→ WORK TO COMPLETE
Return the full listing, character for character.

_ _ _ _ _ _ _

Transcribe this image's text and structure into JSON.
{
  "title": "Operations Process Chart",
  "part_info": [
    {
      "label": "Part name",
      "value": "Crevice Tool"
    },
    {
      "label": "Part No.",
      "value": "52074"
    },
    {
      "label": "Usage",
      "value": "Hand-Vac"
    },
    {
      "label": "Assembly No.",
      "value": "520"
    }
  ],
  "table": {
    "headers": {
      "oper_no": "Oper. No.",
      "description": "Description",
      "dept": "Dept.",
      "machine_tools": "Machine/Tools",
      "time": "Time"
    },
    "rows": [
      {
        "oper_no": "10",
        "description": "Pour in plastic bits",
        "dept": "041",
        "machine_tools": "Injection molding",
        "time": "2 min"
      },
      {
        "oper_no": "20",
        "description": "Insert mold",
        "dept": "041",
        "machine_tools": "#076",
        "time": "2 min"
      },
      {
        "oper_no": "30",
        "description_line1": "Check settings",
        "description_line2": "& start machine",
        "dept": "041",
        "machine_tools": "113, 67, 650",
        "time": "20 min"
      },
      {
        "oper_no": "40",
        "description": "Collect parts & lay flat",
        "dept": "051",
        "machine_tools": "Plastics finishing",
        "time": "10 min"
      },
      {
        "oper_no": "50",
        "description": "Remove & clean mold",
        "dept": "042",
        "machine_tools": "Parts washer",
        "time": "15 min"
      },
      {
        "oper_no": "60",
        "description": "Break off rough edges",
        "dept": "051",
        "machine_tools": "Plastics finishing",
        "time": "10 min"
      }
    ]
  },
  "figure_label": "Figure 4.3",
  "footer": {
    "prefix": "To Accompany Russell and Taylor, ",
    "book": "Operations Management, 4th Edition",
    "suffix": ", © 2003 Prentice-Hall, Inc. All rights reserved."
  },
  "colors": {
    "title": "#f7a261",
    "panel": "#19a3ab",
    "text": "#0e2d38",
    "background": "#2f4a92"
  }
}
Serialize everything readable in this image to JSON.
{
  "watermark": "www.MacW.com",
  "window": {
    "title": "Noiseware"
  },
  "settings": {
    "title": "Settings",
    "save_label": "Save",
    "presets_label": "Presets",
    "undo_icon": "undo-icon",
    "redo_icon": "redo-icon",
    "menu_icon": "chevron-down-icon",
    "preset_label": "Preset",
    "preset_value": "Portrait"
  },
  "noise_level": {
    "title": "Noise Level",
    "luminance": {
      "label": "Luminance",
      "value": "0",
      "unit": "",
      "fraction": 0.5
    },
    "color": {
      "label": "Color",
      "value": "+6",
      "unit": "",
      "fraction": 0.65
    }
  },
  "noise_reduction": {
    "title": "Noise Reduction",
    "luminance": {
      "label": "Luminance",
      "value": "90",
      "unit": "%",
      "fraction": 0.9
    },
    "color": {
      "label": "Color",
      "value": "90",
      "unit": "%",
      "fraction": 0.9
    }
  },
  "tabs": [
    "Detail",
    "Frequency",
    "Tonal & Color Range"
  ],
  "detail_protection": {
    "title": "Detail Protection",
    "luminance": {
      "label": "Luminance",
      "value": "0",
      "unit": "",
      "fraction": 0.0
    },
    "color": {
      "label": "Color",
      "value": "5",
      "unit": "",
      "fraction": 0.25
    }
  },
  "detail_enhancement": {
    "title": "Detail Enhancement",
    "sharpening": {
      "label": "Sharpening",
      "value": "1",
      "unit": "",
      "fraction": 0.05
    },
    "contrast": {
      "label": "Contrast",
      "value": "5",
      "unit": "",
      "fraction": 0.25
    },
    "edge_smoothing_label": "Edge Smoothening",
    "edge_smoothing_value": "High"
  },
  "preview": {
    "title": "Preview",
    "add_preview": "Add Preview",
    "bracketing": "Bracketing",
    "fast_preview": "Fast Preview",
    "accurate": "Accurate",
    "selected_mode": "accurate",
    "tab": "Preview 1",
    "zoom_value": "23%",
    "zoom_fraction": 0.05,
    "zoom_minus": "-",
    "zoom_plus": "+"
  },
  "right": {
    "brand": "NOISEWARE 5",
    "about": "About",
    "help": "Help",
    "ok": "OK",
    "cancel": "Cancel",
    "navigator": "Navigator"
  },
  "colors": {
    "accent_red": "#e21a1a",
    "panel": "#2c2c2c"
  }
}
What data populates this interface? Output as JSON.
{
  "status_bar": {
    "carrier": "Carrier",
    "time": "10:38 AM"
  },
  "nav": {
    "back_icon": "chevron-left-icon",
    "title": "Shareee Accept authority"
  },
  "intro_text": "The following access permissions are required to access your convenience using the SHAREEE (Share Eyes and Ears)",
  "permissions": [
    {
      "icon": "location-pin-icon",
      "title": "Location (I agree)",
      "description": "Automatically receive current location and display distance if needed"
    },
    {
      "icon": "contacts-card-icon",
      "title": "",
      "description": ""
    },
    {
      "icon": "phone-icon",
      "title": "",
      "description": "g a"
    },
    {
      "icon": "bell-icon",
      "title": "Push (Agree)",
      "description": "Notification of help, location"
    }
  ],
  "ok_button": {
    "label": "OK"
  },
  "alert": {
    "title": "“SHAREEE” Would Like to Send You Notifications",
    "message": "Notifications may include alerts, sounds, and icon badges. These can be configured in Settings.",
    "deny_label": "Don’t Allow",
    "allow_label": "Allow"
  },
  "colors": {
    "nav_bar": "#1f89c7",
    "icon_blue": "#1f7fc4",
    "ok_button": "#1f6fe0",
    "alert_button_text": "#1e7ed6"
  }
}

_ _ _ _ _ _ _

→ ANSWER BELOW
Transcribe this image's text and structure into JSON.
{
  "title": "Operations Process Chart",
  "part_info": [
    {
      "label": "Part name",
      "value": "Crevice Tool"
    },
    {
      "label": "Part No.",
      "value": "52074"
    },
    {
      "label": "Usage",
      "value": "Hand-Vac"
    },
    {
      "label": "Assembly No.",
      "value": "520"
    }
  ],
  "table": {
    "headers": {
      "oper_no": "Oper. No.",
      "description": "Description",
      "dept": "Dept.",
      "machine_tools": "Machine/Tools",
      "time": "Time"
    },
    "rows": [
      {
        "oper_no": "10",
        "description": "Pour in plastic bits",
        "dept": "041",
        "machine_tools": "Injection molding",
        "time": "2 min"
      },
      {
        "oper_no": "20",
        "description": "Insert mold",
        "dept": "041",
        "machine_tools": "#076",
        "time": "2 min"
      },
      {
        "oper_no": "30",
        "description_line1": "Check settings",
        "description_line2": "& start machine",
        "dept": "041",
        "machine_tools": "113, 67, 650",
        "time": "20 min"
      },
      {
        "oper_no": "40",
        "description": "Collect parts & lay flat",
        "dept": "051",
        "machine_tools": "Plastics finishing",
        "time": "10 min"
      },
      {
        "oper_no": "50",
        "description": "Remove & clean mold",
        "dept": "042",
        "machine_tools": "Parts washer",
        "time": "15 min"
      },
      {
        "oper_no": "60",
        "description": "Break off rough edges",
        "dept": "051",
        "machine_tools": "Plastics finishing",
        "time": "10 min"
      }
    ]
  },
  "figure_label": "Figure 4.3",
  "footer": {
    "prefix": "To Accompany Russell and Taylor, ",
    "book": "Operations Management, 4th Edition",
    "suffix": ", © 2003 Prentice-Hall, Inc. All rights reserved."
  },
  "colors": {
    "title": "#f7a261",
    "panel": "#19a3ab",
    "text": "#0e2d38",
    "background": "#2f4a92"
  }
}
Serialize everything readable in this image to JSON.
{
  "watermark": "www.MacW.com",
  "window": {
    "title": "Noiseware"
  },
  "settings": {
    "title": "Settings",
    "save_label": "Save",
    "presets_label": "Presets",
    "undo_icon": "undo-icon",
    "redo_icon": "redo-icon",
    "menu_icon": "chevron-down-icon",
    "preset_label": "Preset",
    "preset_value": "Portrait"
  },
  "noise_level": {
    "title": "Noise Level",
    "luminance": {
      "label": "Luminance",
      "value": "0",
      "unit": "",
      "fraction": 0.5
    },
    "color": {
      "label": "Color",
      "value": "+6",
      "unit": "",
      "fraction": 0.65
    }
  },
  "noise_reduction": {
    "title": "Noise Reduction",
    "luminance": {
      "label": "Luminance",
      "value": "90",
      "unit": "%",
      "fraction": 0.9
    },
    "color": {
      "label": "Color",
      "value": "90",
      "unit": "%",
      "fraction": 0.9
    }
  },
  "tabs": [
    "Detail",
    "Frequency",
    "Tonal & Color Range"
  ],
  "detail_protection": {
    "title": "Detail Protection",
    "luminance": {
      "label": "Luminance",
      "value": "0",
      "unit": "",
      "fraction": 0.0
    },
    "color": {
      "label": "Color",
      "value": "5",
      "unit": "",
      "fraction": 0.25
    }
  },
  "detail_enhancement": {
    "title": "Detail Enhancement",
    "sharpening": {
      "label": "Sharpening",
      "value": "1",
      "unit": "",
      "fraction": 0.05
    },
    "contrast": {
      "label": "Contrast",
      "value": "5",
      "unit": "",
      "fraction": 0.25
    },
    "edge_smoothing_label": "Edge Smoothening",
    "edge_smoothing_value": "High"
  },
  "preview": {
    "title": "Preview",
    "add_preview": "Add Preview",
    "bracketing": "Bracketing",
    "fast_preview": "Fast Preview",
    "accurate": "Accurate",
    "selected_mode": "accurate",
    "tab": "Preview 1",
    "zoom_value": "23%",
    "zoom_fraction": 0.05,
    "zoom_minus": "-",
    "zoom_plus": "+"
  },
  "right": {
    "brand": "NOISEWARE 5",
    "about": "About",
    "help": "Help",
    "ok": "OK",
    "cancel": "Cancel",
    "navigator": "Navigator"
  },
  "colors": {
    "accent_red": "#e21a1a",
    "panel": "#2c2c2c"
  }
}
What data populates this interface? Output as JSON.
{
  "status_bar": {
    "carrier": "Carrier",
    "time": "10:38 AM"
  },
  "nav": {
    "back_icon": "chevron-left-icon",
    "title": "Shareee Accept authority"
  },
  "intro_text": "The following access permissions are required to access your convenience using the SHAREEE (Share Eyes and Ears)",
  "permissions": [
    {
      "icon": "location-pin-icon",
      "title": "Location (I agree)",
      "description": "Automatically receive current location and display distance if needed"
    },
    {
      "icon": "contacts-card-icon",
      "title": "",
      "description": ""
    },
    {
      "icon": "phone-icon",
      "title": "",
      "description": "g a"
    },
    {
      "icon": "bell-icon",
      "title": "Push (Agree)",
      "description": "Notification of help, location"
    }
  ],
  "ok_button": {
    "label": "OK"
  },
  "alert": {
    "title": "“SHAREEE” Would Like to Send You Notifications",
    "message": "Notifications may include alerts, sounds, and icon badges. These can be configured in Settings.",
    "deny_label": "Don’t Allow",
    "allow_label": "Allow"
  },
  "colors": {
    "nav_bar": "#1f89c7",
    "icon_blue": "#1f7fc4",
    "ok_button": "#1f6fe0",
    "alert_button_text": "#1e7ed6"
  }
}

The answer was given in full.